Geothermal at Work
Geothermal heating is the process of using the earth's heat to create a relatively constant, baseline temperature from which to warm or cool a building. At Ulysses S. Grant National Historic Site, the National Park Service employs this process to heat and air condition several buildings and to heat water. This provides a significant cost savings over time, and there are no CO2 emissions from burning natural gas. It is environmentally friendly, reducing the site's carbon footprint.
There are two ways that the transfer of heat from the earth to a building is accomplished: water to water, or water to air. In both cases, water is pumped through pipes that extend deep into the ground, thereby heating the water. The warm water creates radiant heat or warm air to be used in a forced air system.
Ulysses S. Grant National Historic Site continues its commitment to green practices as the first NPS site in the Midwest Region to switch to buying wind and water power. Ameren Missouri, the local utility company, has allowed for its customers to pay 1.5 cents per kilowatt hour more for "pure power." The program, which is certified by the Environmental Protection Agency and Department of Energy, removes a customer's energy use off of the normal carbon-based grid and replaces it with the same amount of green power.
With a commitment to participate as a Pure Power Supporter, the site will help prevent 448,500 pounds of carbon dioxide, a leading greenhouse gas, from entering the atmosphere each year. This is equal to the CO2 reduction equivalent of protecting 170 acres of forest-storing carbon for one year or taking 44 cars off the road for a year.
In 1872 when President Ulysses S. Grant signed legislation making Yellowstone America's first national park, he was setting in motion a tradition of preservation and conservation that continues today. With nearly 400 National Park Service sites across America, the NPS strives to be a leader in conservation and green practices.
Did You Know?
Ulysses S. Grant completed his famous Memoirs just days before his death.
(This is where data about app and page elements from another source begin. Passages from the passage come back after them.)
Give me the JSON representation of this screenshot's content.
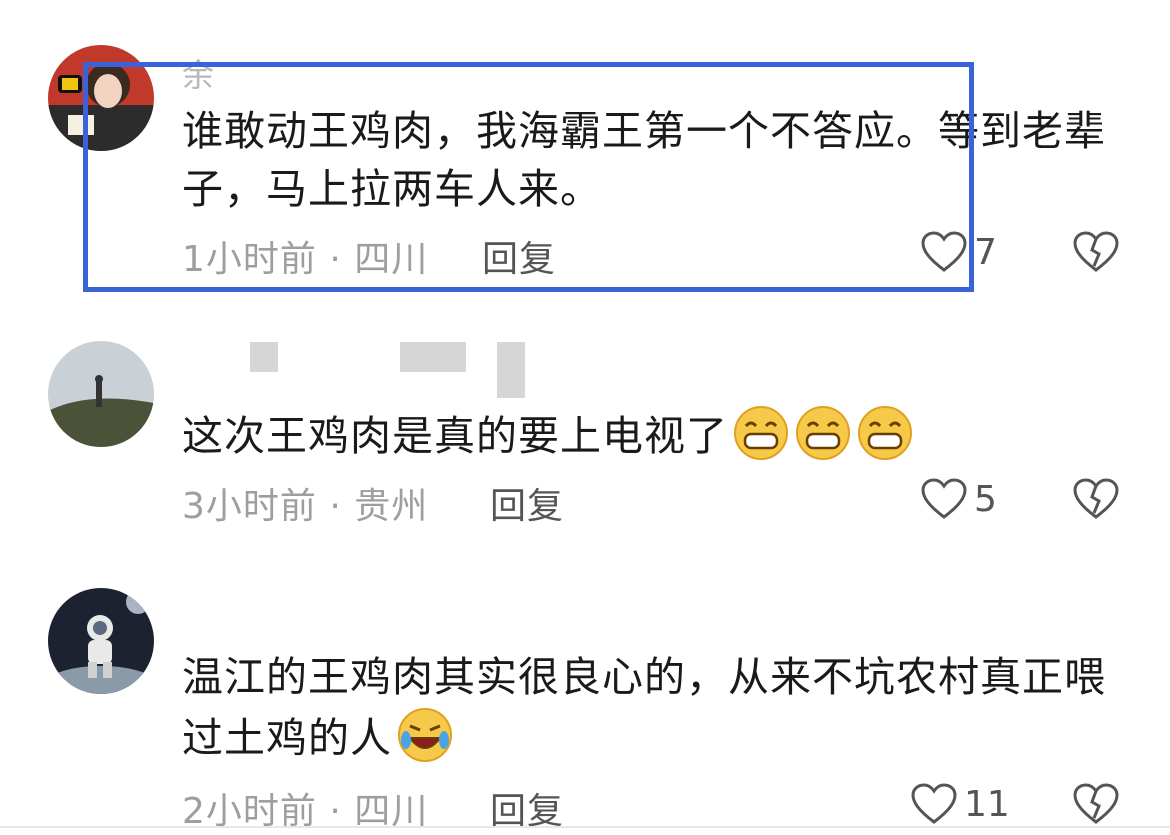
{
  "comments": [
    {
      "username": "余",
      "text": "谁敢动王鸡肉，我海霸王第一个不答应。等到老辈子，马上拉两车人来。",
      "time_location": "1小时前 · 四川",
      "reply_label": "回复",
      "likes": "7",
      "avatar_icon": "avatar-sunglasses-girl",
      "highlighted": true
    },
    {
      "username": "",
      "text": "这次王鸡肉是真的要上电视了",
      "emojis": [
        "grin-emoji",
        "grin-emoji",
        "grin-emoji"
      ],
      "time_location": "3小时前 · 贵州",
      "reply_label": "回复",
      "likes": "5",
      "avatar_icon": "avatar-hill-person"
    },
    {
      "username": "",
      "text": "温江的王鸡肉其实很良心的，从来不坑农村真正喂过土鸡的人",
      "emojis": [
        "laugh-cry-emoji"
      ],
      "time_location": "2小时前 · 四川",
      "reply_label": "回复",
      "likes": "11",
      "avatar_icon": "avatar-astronaut"
    }
  ],
  "colors": {
    "highlight_border": "#3a63d8",
    "meta_gray": "#9e9e9e",
    "text_dark": "#1a1a1a"
  }
}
They have been acclaimed as one of the best military histories ever written, favorably compared to Julius Caesar's Commentaries.